- Replace “” with your Ethereum Wallet address (which starts with 0x…),copy that from your other text file and paste it here.
- Replace “” with any name you would like to create for your miner.
We’ll use “MiningRig1” for our example, so you now have:
setx GPU_FORCE_64BIT_PTR 0
setx GPU_MAX_HEAP_SIZE 100
setx GPU_USE_SYNC_OBJECTS 1
setx GPU_MAX_ALLOC_PERCENT 100
setx GPU_SINGLE_ALLOC_PERCENT 100
EthDcrMiner64.exe -epool us1.ethermine.org:4444 -ewal 0x46064Df3e898488B19bC985A0973be51698bD6bb.MiningRig1 -epsw x
Save your document with the bat extension as a batch file. To do so, select File > Save As, enter a name for it in the box, and then type “.bat” after the name.
Make sure “All Files” is selected in the ‘Save as type’ box before clicking ‘Save’.
Congrats! A batch file is now available for mining!
The new Bat file should be sent to your desktop with a shortcut created for it. The text file version of the file may then be deleted.
Step 6: Start Mining
Once you have your wallet, mining software, and pool details ready, it’s time to configure and start mining. Here are the basic steps:
- Extract the mining software files to a folder on your computer.
- Open the mining software’s configuration file using a text editor.
- Replace the default mining pool address and port with the ones provided by your chosen mining pool.
- Save the configuration file and close it.
- Open a command prompt or PowerShell window.
- Navigate to the folder where you extracted the mining software files.
- Enter the command to start mining, which is usually the name of the mining software executable file.
For the miner to start, double-click your Bat file. The miner will start, execute the setx commands to initialise each of your GPUs, create the DAG file on each of your GPUs, and begin hashing. To see your hashing speed, click “s” after it has ran for roughly 20 seconds.
Now that you have this data, you can use the Ethereum mining calculator once more to calculate an even more precise estimate of your revenue. Return to Ethermine.org and paste your wallet address into the Address window at the top to track your pool earnings.
Choose ‘Check Status’ from the menu:
Step 7: Monitor and Optimize
Your Mining Operation After you start mining, keep an eye on your mining software’s output, which will provide information on your hashrate, temperature, and other relevant metrics.
Adjust the GPU settings as needed to optimize performance while keeping the temperature under control.

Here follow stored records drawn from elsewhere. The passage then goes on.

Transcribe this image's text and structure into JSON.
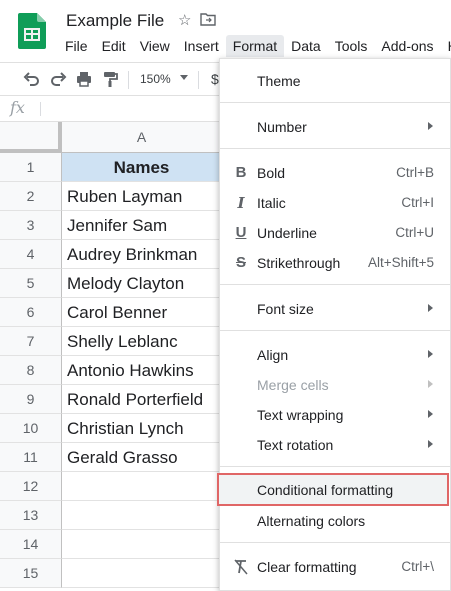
{
  "app": {
    "title": "Example File",
    "brand_color": "#0f9d58"
  },
  "menubar": {
    "items": [
      "File",
      "Edit",
      "View",
      "Insert",
      "Format",
      "Data",
      "Tools",
      "Add-ons",
      "Hel"
    ],
    "active": "Format"
  },
  "toolbar": {
    "icons": [
      "undo-icon",
      "redo-icon",
      "print-icon",
      "paint-format-icon"
    ],
    "zoom": "150%",
    "currency": "$"
  },
  "formula_bar": {
    "icon": "fx"
  },
  "sheet": {
    "column_header": "A",
    "rows": [
      {
        "num": "1",
        "value": "Names"
      },
      {
        "num": "2",
        "value": "Ruben Layman"
      },
      {
        "num": "3",
        "value": "Jennifer Sam"
      },
      {
        "num": "4",
        "value": "Audrey Brinkman"
      },
      {
        "num": "5",
        "value": "Melody Clayton"
      },
      {
        "num": "6",
        "value": "Carol Benner"
      },
      {
        "num": "7",
        "value": "Shelly Leblanc"
      },
      {
        "num": "8",
        "value": "Antonio Hawkins"
      },
      {
        "num": "9",
        "value": "Ronald Porterfield"
      },
      {
        "num": "10",
        "value": "Christian Lynch"
      },
      {
        "num": "11",
        "value": "Gerald Grasso"
      },
      {
        "num": "12",
        "value": ""
      },
      {
        "num": "13",
        "value": ""
      },
      {
        "num": "14",
        "value": ""
      },
      {
        "num": "15",
        "value": ""
      }
    ],
    "header_fill": "#cfe2f3"
  },
  "format_menu": {
    "theme": "Theme",
    "number": "Number",
    "bold": {
      "label": "Bold",
      "shortcut": "Ctrl+B"
    },
    "italic": {
      "label": "Italic",
      "shortcut": "Ctrl+I"
    },
    "underline": {
      "label": "Underline",
      "shortcut": "Ctrl+U"
    },
    "strikethrough": {
      "label": "Strikethrough",
      "shortcut": "Alt+Shift+5"
    },
    "font_size": "Font size",
    "align": "Align",
    "merge_cells": "Merge cells",
    "text_wrapping": "Text wrapping",
    "text_rotation": "Text rotation",
    "conditional_formatting": "Conditional formatting",
    "alternating_colors": "Alternating colors",
    "clear_formatting": {
      "label": "Clear formatting",
      "shortcut": "Ctrl+\\"
    },
    "highlight_color": "#e06666"
  }
}
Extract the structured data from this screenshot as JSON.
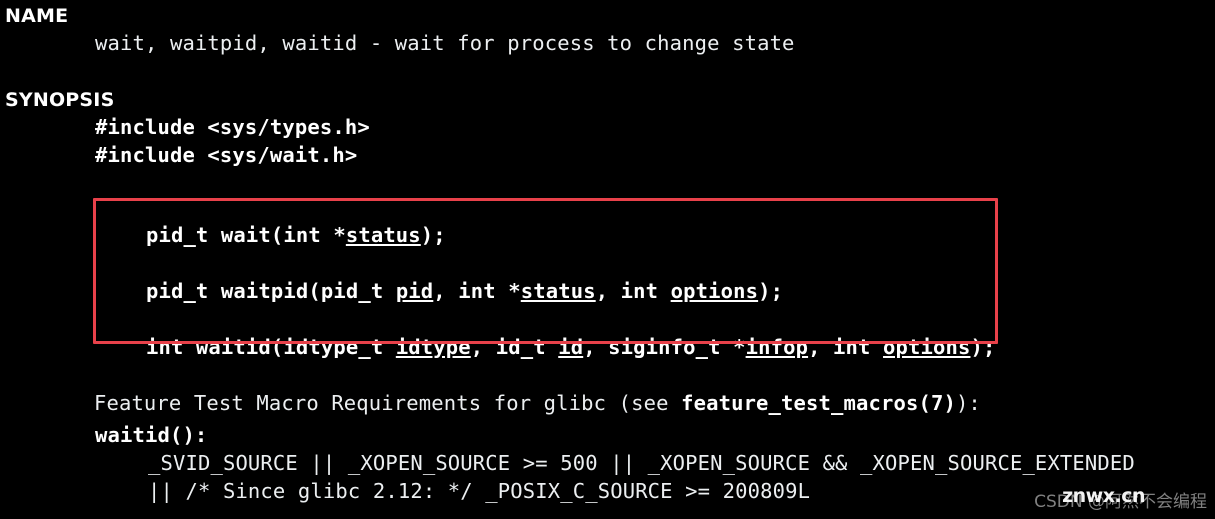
{
  "terminal": {
    "background_color": "#000000",
    "foreground_color": "#f2f2f2",
    "highlight_color": "#e8414a"
  },
  "manpage": {
    "sections": {
      "name_heading": "NAME",
      "synopsis_heading": "SYNOPSIS"
    },
    "name_body": "wait, waitpid, waitid - wait for process to change state",
    "includes": [
      "#include <sys/types.h>",
      "#include <sys/wait.h>"
    ],
    "prototypes": [
      {
        "id": "wait",
        "parts": [
          {
            "text": "pid_t wait(int *",
            "underline": false
          },
          {
            "text": "status",
            "underline": true
          },
          {
            "text": ");",
            "underline": false
          }
        ]
      },
      {
        "id": "waitpid",
        "parts": [
          {
            "text": "pid_t waitpid(pid_t ",
            "underline": false
          },
          {
            "text": "pid",
            "underline": true
          },
          {
            "text": ", int *",
            "underline": false
          },
          {
            "text": "status",
            "underline": true
          },
          {
            "text": ", int ",
            "underline": false
          },
          {
            "text": "options",
            "underline": true
          },
          {
            "text": ");",
            "underline": false
          }
        ]
      },
      {
        "id": "waitid",
        "parts": [
          {
            "text": "int waitid(idtype_t ",
            "underline": false
          },
          {
            "text": "idtype",
            "underline": true
          },
          {
            "text": ", id_t ",
            "underline": false
          },
          {
            "text": "id",
            "underline": true
          },
          {
            "text": ", siginfo_t *",
            "underline": false
          },
          {
            "text": "infop",
            "underline": true
          },
          {
            "text": ", int ",
            "underline": false
          },
          {
            "text": "options",
            "underline": true
          },
          {
            "text": ");",
            "underline": false
          }
        ]
      }
    ],
    "feature_test": {
      "lead": "Feature Test Macro Requirements for glibc (see ",
      "reference": "feature_test_macros(7)",
      "trail": "):",
      "function_label": "waitid():",
      "requirement_line_1": "_SVID_SOURCE || _XOPEN_SOURCE >= 500 || _XOPEN_SOURCE && _XOPEN_SOURCE_EXTENDED",
      "requirement_line_2": "|| /* Since glibc 2.12: */ _POSIX_C_SOURCE >= 200809L"
    }
  },
  "watermark": {
    "base_text": "CSDN @阿然不会编程",
    "overlay_text": "znwx.cn"
  }
}
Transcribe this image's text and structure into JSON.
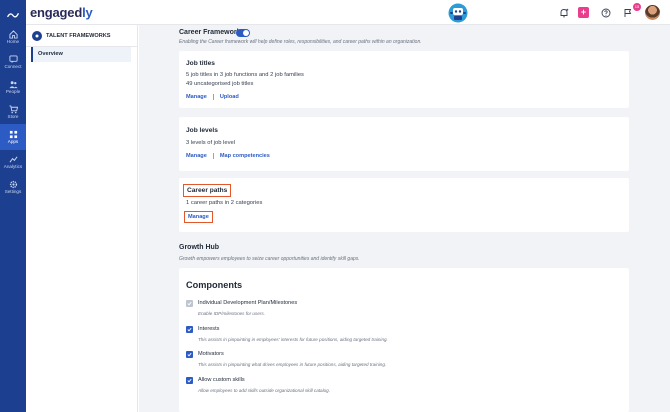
{
  "app": {
    "logo_text": "engaged",
    "logo_accent": "ly"
  },
  "rail": {
    "items": [
      {
        "label": "Home",
        "icon": "home-icon"
      },
      {
        "label": "Connect",
        "icon": "connect-icon"
      },
      {
        "label": "People",
        "icon": "people-icon"
      },
      {
        "label": "Store",
        "icon": "cart-icon"
      },
      {
        "label": "Apps",
        "icon": "apps-icon",
        "active": true
      },
      {
        "label": "Analytics",
        "icon": "analytics-icon"
      },
      {
        "label": "Settings",
        "icon": "gear-icon"
      }
    ]
  },
  "topbar": {
    "plus_label": "+",
    "notification_count": "15"
  },
  "subnav": {
    "title": "TALENT FRAMEWORKS",
    "items": [
      {
        "label": "Overview"
      }
    ]
  },
  "career_framework": {
    "title": "Career Framework",
    "toggle_on": true,
    "description": "Enabling the Career framework will help define roles, responsibilities, and career paths within an organization."
  },
  "job_titles": {
    "title": "Job titles",
    "line1": "5 job titles in 3 job functions and 2 job families",
    "line2": "49 uncategorised job titles",
    "links": [
      "Manage",
      "Upload"
    ]
  },
  "job_levels": {
    "title": "Job levels",
    "line1": "3 levels of job level",
    "links": [
      "Manage",
      "Map competencies"
    ]
  },
  "career_paths": {
    "title": "Career paths",
    "line1": "1 career paths in 2 categories",
    "links": [
      "Manage"
    ]
  },
  "growth_hub": {
    "title": "Growth Hub",
    "description": "Growth empowers employees to seize career opportunities and identify skill gaps."
  },
  "components": {
    "title": "Components",
    "items": [
      {
        "label": "Individual Development Plan/Milestones",
        "desc": "Enable IDP/milestones for users.",
        "checked": true,
        "disabled": true
      },
      {
        "label": "Interests",
        "desc": "This assists in pinpointing in employees' interests for future positions, aiding targeted training.",
        "checked": true
      },
      {
        "label": "Motivators",
        "desc": "This assists in pinpointing what drives employees in future positions, aiding targeted training.",
        "checked": true
      },
      {
        "label": "Allow custom skills",
        "desc": "Allow employees to add skills outside organizational skill catalog.",
        "checked": true
      }
    ]
  },
  "colors": {
    "rail": "#1d3f8f",
    "accent": "#2d5bc4",
    "highlight": "#e2582c",
    "pink": "#e83e8c"
  }
}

Regularly monitor your mining pool’s website or dashboard to track your earnings and ensure everything is running smoothly.
Mining Ethereum on Windows can be a rewarding venture for those interested in cryptocurrency mining.

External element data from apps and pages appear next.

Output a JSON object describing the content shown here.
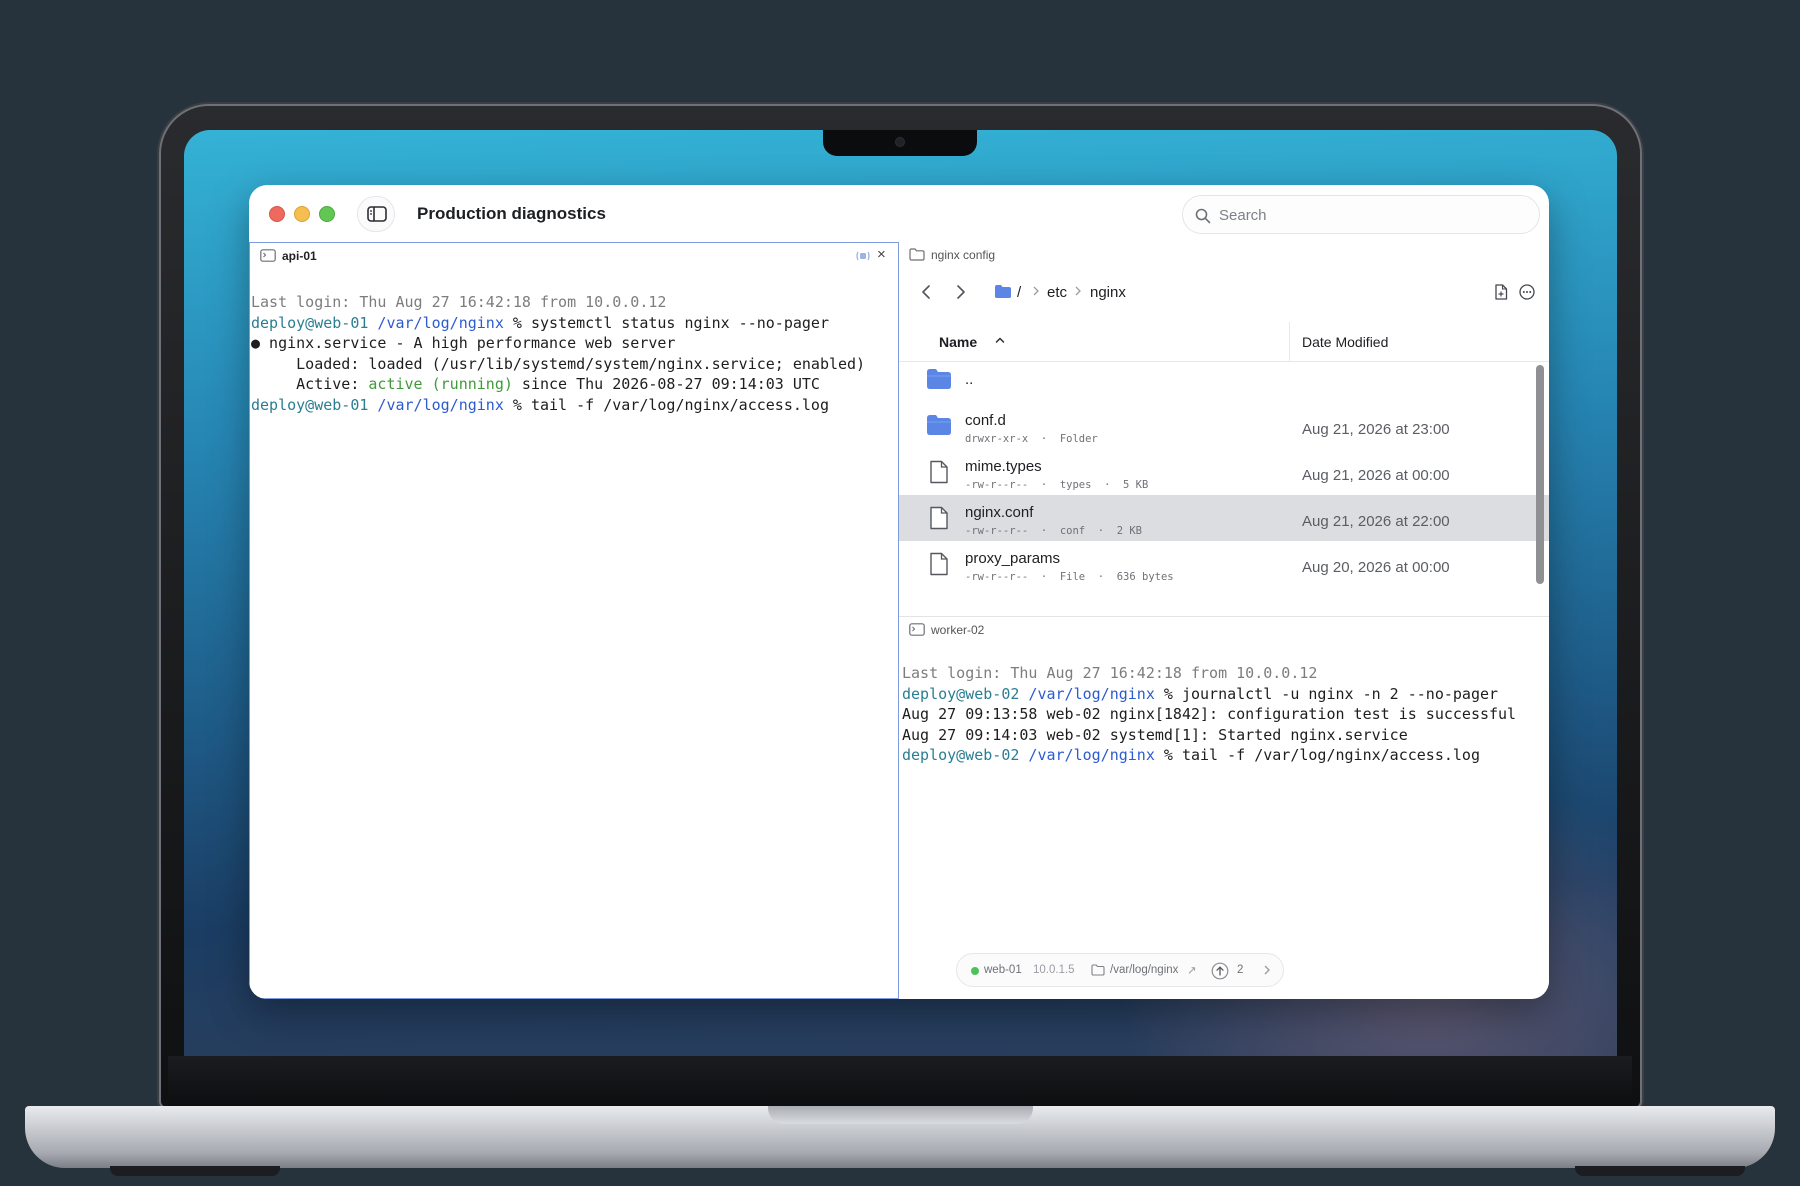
{
  "window": {
    "title": "Production diagnostics"
  },
  "search": {
    "placeholder": "Search"
  },
  "left_pane": {
    "title": "api-01",
    "close_label": "×",
    "lines": [
      [
        {
          "t": "Last login: Thu Aug 27 16:42:18 from 10.0.0.12",
          "c": "gray"
        }
      ],
      [
        {
          "t": "deploy@web-01",
          "c": "teal"
        },
        {
          "t": " /var/log/nginx",
          "c": "blue"
        },
        {
          "t": " % systemctl status nginx --no-pager",
          "c": ""
        }
      ],
      [
        {
          "t": "● nginx.service - A high performance web server",
          "c": ""
        }
      ],
      [
        {
          "t": "     Loaded: loaded (/usr/lib/systemd/system/nginx.service; enabled)",
          "c": ""
        }
      ],
      [
        {
          "t": "     Active: ",
          "c": ""
        },
        {
          "t": "active (running)",
          "c": "green"
        },
        {
          "t": " since Thu 2026-08-27 09:14:03 UTC",
          "c": ""
        }
      ],
      [
        {
          "t": "deploy@web-01",
          "c": "teal"
        },
        {
          "t": " /var/log/nginx",
          "c": "blue"
        },
        {
          "t": " % tail -f /var/log/nginx/access.log",
          "c": ""
        }
      ]
    ]
  },
  "files_pane": {
    "title": "nginx config",
    "breadcrumb": [
      "/",
      "etc",
      "nginx"
    ],
    "columns": {
      "name": "Name",
      "date": "Date Modified"
    },
    "rows": [
      {
        "name": "..",
        "meta": "",
        "date": "",
        "kind": "folder",
        "selected": false
      },
      {
        "name": "conf.d",
        "meta": "drwxr-xr-x  ·  Folder",
        "date": "Aug 21, 2026 at 23:00",
        "kind": "folder",
        "selected": false
      },
      {
        "name": "mime.types",
        "meta": "-rw-r--r--  ·  types  ·  5 KB",
        "date": "Aug 21, 2026 at 00:00",
        "kind": "file",
        "selected": false
      },
      {
        "name": "nginx.conf",
        "meta": "-rw-r--r--  ·  conf  ·  2 KB",
        "date": "Aug 21, 2026 at 22:00",
        "kind": "file",
        "selected": true
      },
      {
        "name": "proxy_params",
        "meta": "-rw-r--r--  ·  File  ·  636 bytes",
        "date": "Aug 20, 2026 at 00:00",
        "kind": "file",
        "selected": false
      }
    ]
  },
  "bottom_pane": {
    "title": "worker-02",
    "lines": [
      [
        {
          "t": "Last login: Thu Aug 27 16:42:18 from 10.0.0.12",
          "c": "gray"
        }
      ],
      [
        {
          "t": "deploy@web-02",
          "c": "teal"
        },
        {
          "t": " /var/log/nginx",
          "c": "blue"
        },
        {
          "t": " % journalctl -u nginx -n 2 --no-pager",
          "c": ""
        }
      ],
      [
        {
          "t": "Aug 27 09:13:58 web-02 nginx[1842]: configuration test is successful",
          "c": ""
        }
      ],
      [
        {
          "t": "Aug 27 09:14:03 web-02 systemd[1]: Started nginx.service",
          "c": ""
        }
      ],
      [
        {
          "t": "deploy@web-02",
          "c": "teal"
        },
        {
          "t": " /var/log/nginx",
          "c": "blue"
        },
        {
          "t": " % tail -f /var/log/nginx/access.log",
          "c": ""
        }
      ]
    ]
  },
  "status": {
    "host": "web-01",
    "ip": "10.0.1.5",
    "directory": "/var/log/nginx",
    "directory_arrow": "↗",
    "count": "2",
    "online_color": "#4cc35a"
  },
  "colors": {
    "accent_border": "#7f9be0",
    "folder": "#5b86e5",
    "selection": "#dcdde0"
  }
}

By following the steps outlined in this guide, you can get started on your mining journey. Remember to consider the hardware requirements, choose a suitable wallet, download the right mining software, join a mining pool, and monitor your mining operation for optimal results.
Frequently Asked Questions
1- How Many Ethereum Can Be Mined?
There is no cap on the total number of Ethereum that can be created, unlike with Bitcoin. About 13,500 Ether are mined every day.
2- Can I mine with my CPU instead of a GPU ?
Due to the speed increase of GPUs, CPU mining is no longer viable or worthwhile. Even entry-level GPUs are approximately 200 times quicker than CPUs for mining applications.
3- Can I mine using any ETH wallet address?
Any ETH wallet address can be used for mining, but before doing so, double check with the website first. Some exchanges do not allow mining or only permit small deposits. Simply make sure the wallet you use is appropriate for mining.
4- How about platforms for cloud mining?
AVOID investing in Ethereum cloud mining sites and associated investment programs. 99.9% of cloud mining sites are Ponzi schemes or Ponzi schemes with a fractional reserve.
Although there are a handful that have been around for a while, there haven’t been any 3rd party audits of the hashing power supplied, and profits are often quite modest unless you are actively seeking people to join (another red flag of ponzi related activity).